At the time of his nomination by President Ronald Reagan, he was the most significant and respected figure in the conservative legal firmament. His work in antitrust transformed the field into a safeguard for competition and consumers. His work in constitutional law sparked a return to employing constitutional text and history as a constraint on judicial interpretation. But Judge Bork had the misfortune to be nominated in a year that control of the Senate passed from Republicans to Democrats. A year earlier, in 1986, Antonin Scalia, Bork’s former colleague on the D.C. Circuit and no less conservative a figure, had been confirmed by a vote of 98-0. Yet when it was Judge Bork’s turn, left-wing advocacy groups mounted a ferocious campaign of opposition, aided and abetted by Democratic senators including Edward Kennedy and Joseph Biden. The opponents caricatured and distorted Judge Bork’s views in one of the most shameless and scurrilous episodes in American judicial history. The defeat of his nomination was of course the result.

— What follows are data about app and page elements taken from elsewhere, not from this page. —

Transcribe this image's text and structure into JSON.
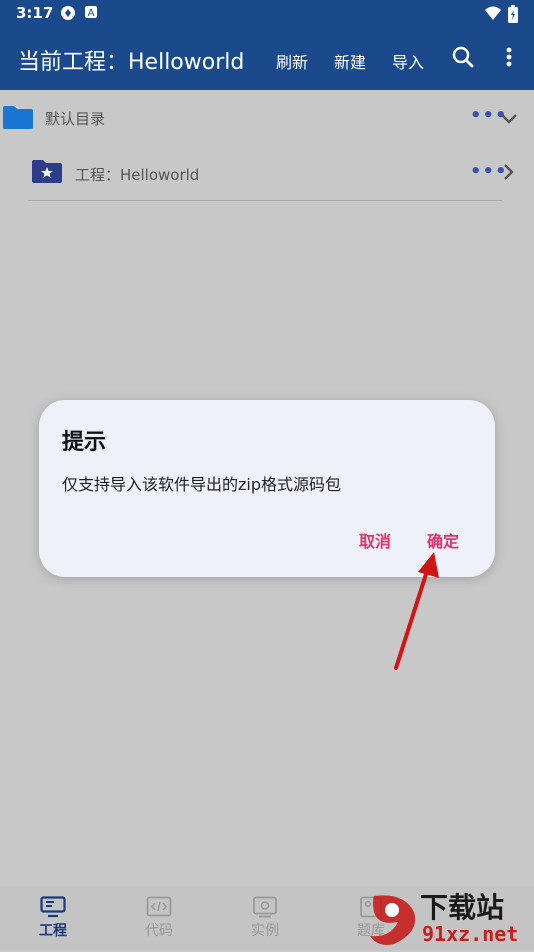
{
  "status_bar": {
    "time": "3:17"
  },
  "app_bar": {
    "title": "当前工程：Helloworld",
    "actions": [
      "刷新",
      "新建",
      "导入"
    ],
    "search_icon": "search-icon",
    "more_icon": "more-vert-icon"
  },
  "tree": {
    "root": {
      "label": "默认目录",
      "more": "•••"
    },
    "child": {
      "label": "工程：Helloworld",
      "more": "•••"
    }
  },
  "dialog": {
    "title": "提示",
    "message": "仅支持导入该软件导出的zip格式源码包",
    "cancel": "取消",
    "confirm": "确定"
  },
  "bottom_nav": {
    "items": [
      {
        "label": "工程",
        "icon": "monitor-icon",
        "active": true
      },
      {
        "label": "代码",
        "icon": "code-icon",
        "active": false
      },
      {
        "label": "实例",
        "icon": "gear-icon",
        "active": false
      },
      {
        "label": "题库",
        "icon": "book-icon",
        "active": false
      }
    ]
  },
  "watermark": {
    "line1": "下载站",
    "line2": "91xz.net"
  },
  "colors": {
    "primary": "#1a4a8c",
    "accent": "#e3336a",
    "folder_blue": "#1976d2",
    "folder_dark": "#2c3e8a"
  }
}
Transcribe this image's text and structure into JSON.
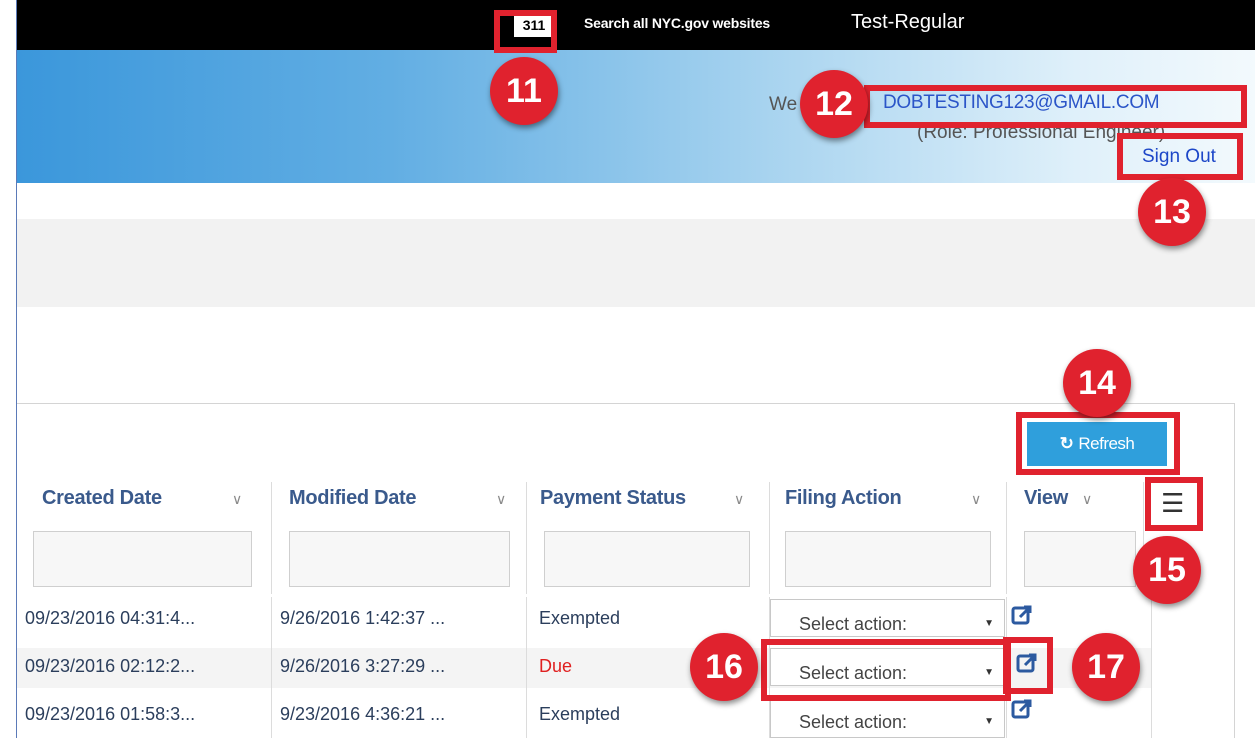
{
  "topbar": {
    "nyc311": "311",
    "search_link": "Search all NYC.gov websites",
    "environment": "Test-Regular"
  },
  "header": {
    "welcome": "We",
    "email": "DOBTESTING123@GMAIL.COM",
    "role": "(Role: Professional Engineer)",
    "sign_out": "Sign Out"
  },
  "toolbar": {
    "refresh_label": "Refresh",
    "refresh_icon": "refresh-icon"
  },
  "grid": {
    "columns": [
      {
        "label": "Created Date"
      },
      {
        "label": "Modified Date"
      },
      {
        "label": "Payment Status"
      },
      {
        "label": "Filing Action"
      },
      {
        "label": "View"
      }
    ],
    "rows": [
      {
        "created": "09/23/2016 04:31:4...",
        "modified": "9/26/2016 1:42:37 ...",
        "payment": "Exempted",
        "action": "Select action:"
      },
      {
        "created": "09/23/2016 02:12:2...",
        "modified": "9/26/2016 3:27:29 ...",
        "payment": "Due",
        "action": "Select action:"
      },
      {
        "created": "09/23/2016 01:58:3...",
        "modified": "9/23/2016 4:36:21 ...",
        "payment": "Exempted",
        "action": "Select action:"
      }
    ]
  },
  "callouts": [
    "11",
    "12",
    "13",
    "14",
    "15",
    "16",
    "17"
  ],
  "colors": {
    "callout": "#e0222e",
    "header_start": "#3b97db",
    "refresh_button": "#2f9fdc",
    "due_status": "#e02020"
  }
}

These events warrant reflection for two reasons. First, the politically motivated attack on Judge Bork’s views and character marked the end of civility in judicial nominations and established the modern practice of obstruction of well-qualified nominees by both sides. This now extends even to court of appeals and district court nominees. Political acrimony has poisoned the process of judicial selection and confirmation, to the great injury of our independent judiciary and the rule of law. Those who now deplore Republican opposition to President Obama’s nominees should be aware that the roots of this partisanship lie in the “Borking” of Bork.

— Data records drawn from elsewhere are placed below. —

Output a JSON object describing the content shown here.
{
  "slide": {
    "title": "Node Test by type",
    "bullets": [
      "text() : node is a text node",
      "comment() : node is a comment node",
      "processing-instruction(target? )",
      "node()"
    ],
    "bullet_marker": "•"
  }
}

Second, Judge Bork’s constitutional vision was grounded principally in the need for judicial restraint—the idea that judges should not overturn the acts of democratically elected legislatures without a firm basis in constitutional text and history (a view that he called “interpretivism”). The justice who took the seat Bork did not was Anthony Kennedy, who is commonly dubbed a “moderate” because he votes, in different cases, with both the liberal and the conservative wings of the court. Studies of the court’s voting patterns indicate, however, that Kennedy votes more often than any other justice to overturn acts of legislatures both state and federal, whether for progressive gains like gay rights or limiting capital punishment, or conservative causes like blocking Obamacare or striking down campaign finance regulation. He is thus a very different kind of justice than Bork would have been.
Finally, be sure to check out Richard Epstein’s remembrance, which contains praise alongside critiques of Bork. Of course, it is entirely possible to critique Bork in death, but one must be responsible with one’s criticism. Professor Epstein is to be commended for his sense of responsibility and sobriety, just as Jeffrey Toobin deserves to be condemned for his lack thereof.